When you’re a travel writer, your vacations become a tax write-off.
And when you can earn a few hundred or a few thousand dollars for your stories and pictures, traveling becomes an income generator, not an expense – something you can do more often, not just twice a year.
Kyle Wagner, the former editor at the Denver Post says writers don’t spend enough time on the query letters they send to editors when they’re trying to sell their story.
A query letter is the letter (or these days, the email) you send to editors pitching your story to their publication.
Many writers treat their query letter as an after-thought, once the “hard work” of writing their story is over. But this is a huge mistake. Your query letter, you see, is the advertisement for your story. And, however good your article might be, if it’s not accompanied by a compelling query letter, it’s unlikely to ever meet an editor’s eye.
To make matters harder, Kyle says you have just 10 seconds (or less) to win over an editor with your pitch.
So, how do you get your editor at “Hello?”
Here are three suggestions from Kyle:
** 1. It’s all about the subject line and/or the first sentence.
A truthful editor will admit that they devote about 10 seconds to every query. That means you have the subject line and maybe one or two sentences into your query to get some attention. If you can’t woo the editor then, your romance is over before it’s begun.
** 2. Use your writing skills.
I’m amazed at how many writers think it’s OK to put 100% effort into their stories but only 40% into the query. Make sure the editor will want to read the story by dazzling them just as much by your query prose. Spelling counts. Use the same active verbs and strong adjectives as you do in your story.
** 3. Just because it’s e-mail doesn’t mean I’m your drinking buddy.
Don’t use the editor’s first name, don’t start off with your credentials or the famous people you know, and don’t act in a familiar, informal way as if you and the editor were at a bar together last night.
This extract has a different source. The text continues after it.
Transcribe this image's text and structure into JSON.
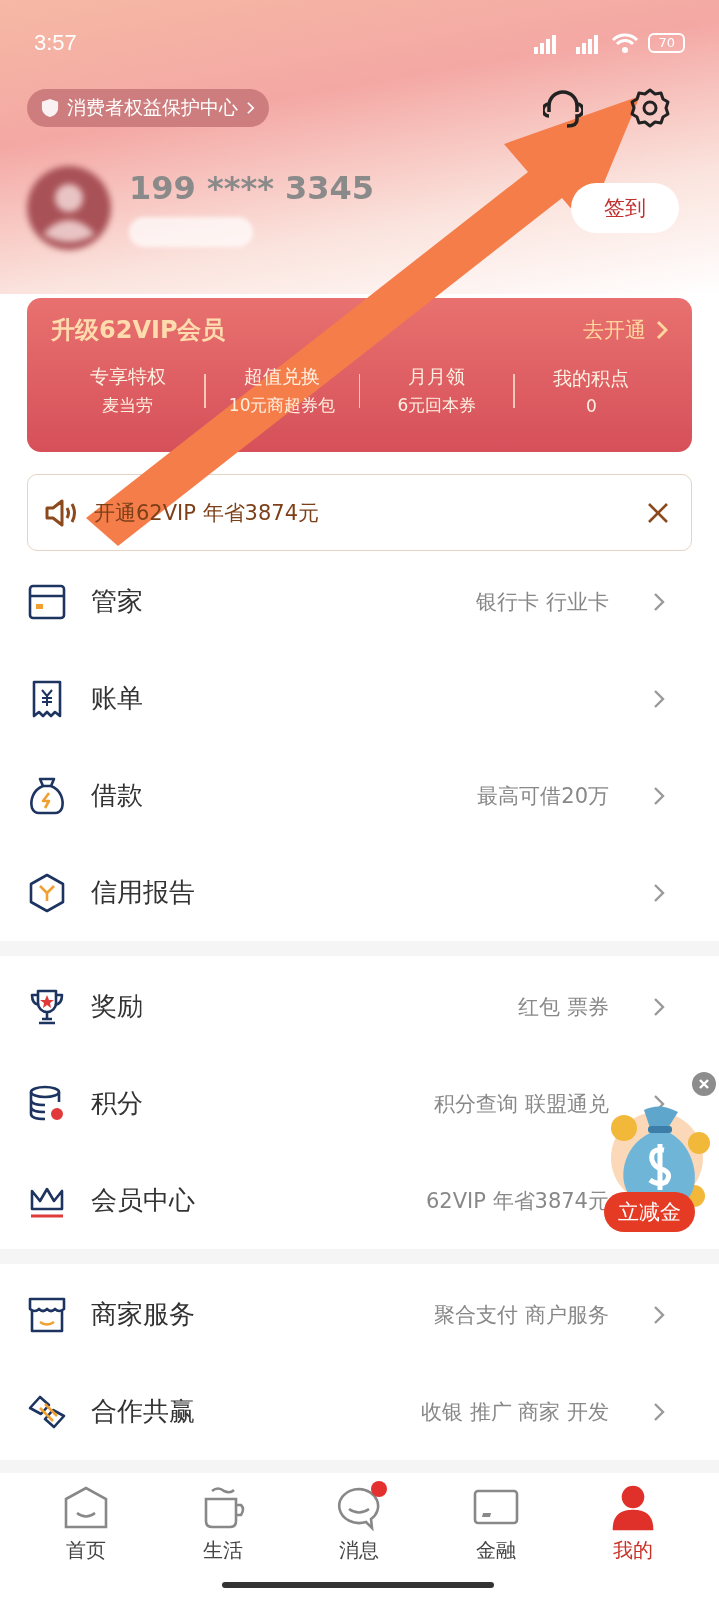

Address it like a professional letter.
Be sure to keep these tips in mind next time you’re composing your query letter.
[Editor’s Note: Learn more about opportunities to profit from your travels (and even from your own home) in our free online newsletter The Right Way to Travel. Sign up today here and we’ll send you a report, Get Paid to Travel as a Travel Writer, completely FREE.]